For Christmas, I bought M a copy of Five Flavors of Dumb by Antony John. I bought it because it caught my eye at the bookstore, and I liked the premise (shortest version: deaf girl decides to manage a rock band), and I read the first chapter while in the store to assess the writing and (a) forgot where I was, (b) lost track of time and (c) wanted to read on. I was a bit nervous about the purchase since M isn't always easy to buy books for, but she took to it immediately upon reading the ending. (Have I told you that M reads the end first? Well, she does. *headdesk*) Plus, M loves books that involve people who are deaf or blind. It's one of her favorite tropes, although of course that element alone isn't enough to win her over. But I digress.
I could seriously just point you to this review by Ana over at The Book Smugglers and cal it day, but I won't, because I stayed up until, I dunno, 3:45 a.m. reading this book because I absolutely could not put it down, and I therefore insist on reinventing the wheel, even though Ana's enthusiastic review (which I found this morning) pretty much says it all.
DUMB is the name of a rock band. At the start of the novel, Dumb has three members (all seniors in high school): twin brothers Josh and Will and a semi-punk girl named Tash (short for Natasha, if memory serves). They've just won a local Battle of the Bands, and they do a set on the school steps, which is where the main character, a girl named Piper, first encounters them.
Piper is smart and sassy and tired of being invisible. Lots of teenagers feel invisible, of course, but Piper even more so because she is deaf. She has hearing aids that help her a bit (in a quiet room with only one person talking) and the ability to read lips, but she has to work hard in order to understand what's going on around her. Her younger brother, Finn (a freshman), won't usually sign to her, her father never bothered to learn, and her parents just raided her college fund to pay for cochlear implants for her sister (something that made M cry, and M almost never cries, y'all). Oh, and her best friend just moved to San Francisco.
Without meaning to, Piper winds up becoming Dumb's manager, and she finds them a drummer (her friend Ed Chen, whom I adore), and then Josh drags the beautiful (but possibly talentless) Kallie into the band, mostly because he wants to get with her. Which means that now, Dumb has five members. "There was no togetherness, no blending – just five separate flavors of an indigestible dish called Dumb."
Piper has one month to get the band a paying gig. It's a simple sort of story, right? Will she or won't she succeed, and that's it? Well, yes. And no, no, no. Because Piper has to figure out more than what a manager does and how to do it. She has to figure out how to assess the music being produced by Dumb - something she cannot hear for herself. She has to figure out how to blend those five separate flavors together so that there IS a band, and not just five individuals working on their own - and that includes struggling with the various personalities and forcing them to get along together, which is no easy task. Plus she has to learn what rock and roll really is, and what music means. And of course she makes a few mistakes along the way, and she has to sort out how to fix them as well.

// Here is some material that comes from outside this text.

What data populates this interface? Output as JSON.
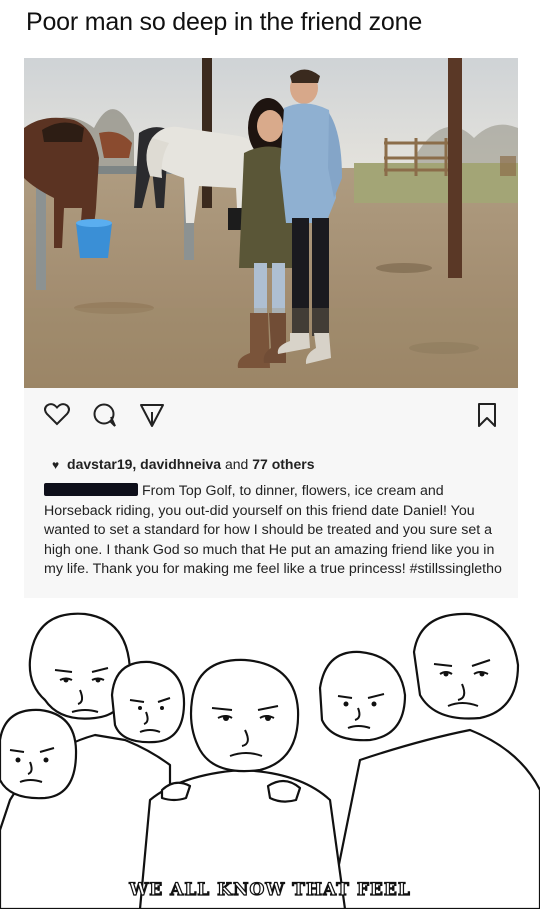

Meanwhile, back at the ranch, her father is out of work and clearly views Piper's deafness as a handicap; her mother is working tons of overtime and stressing out because she's missing time with 11-month old Grace; Piper is conflicted about her parents' decision to "fix" Grace, who was born deaf but can now hear thanks to her implant; and Piper has to navigate changing relationships with her brother and with Ed (whom I love - I know I'm repeating myself, but seriously, I love him). And all of those folks are busy adjusting to the changes in Piper, who is rapidly and rather splendidly coming into her own.
This book has it all - romance, drama (of the best sort), rock & roll, characters you don't want to let go of and a highly satisfying ending (that wasn't spoiled for M despite having read it in advance, because until you read what comes before, it doesn't really make sense). I somehow had NOT heard of this book before I picked it up at the store, but I have vowed not to let the rest of you get away without hearing of it.
HIGHLY recommended. As in, what are you waiting for? Go buy Five Flavors of Dumb, it's that good. (See how I managed not to say "it's one tasty novel"?)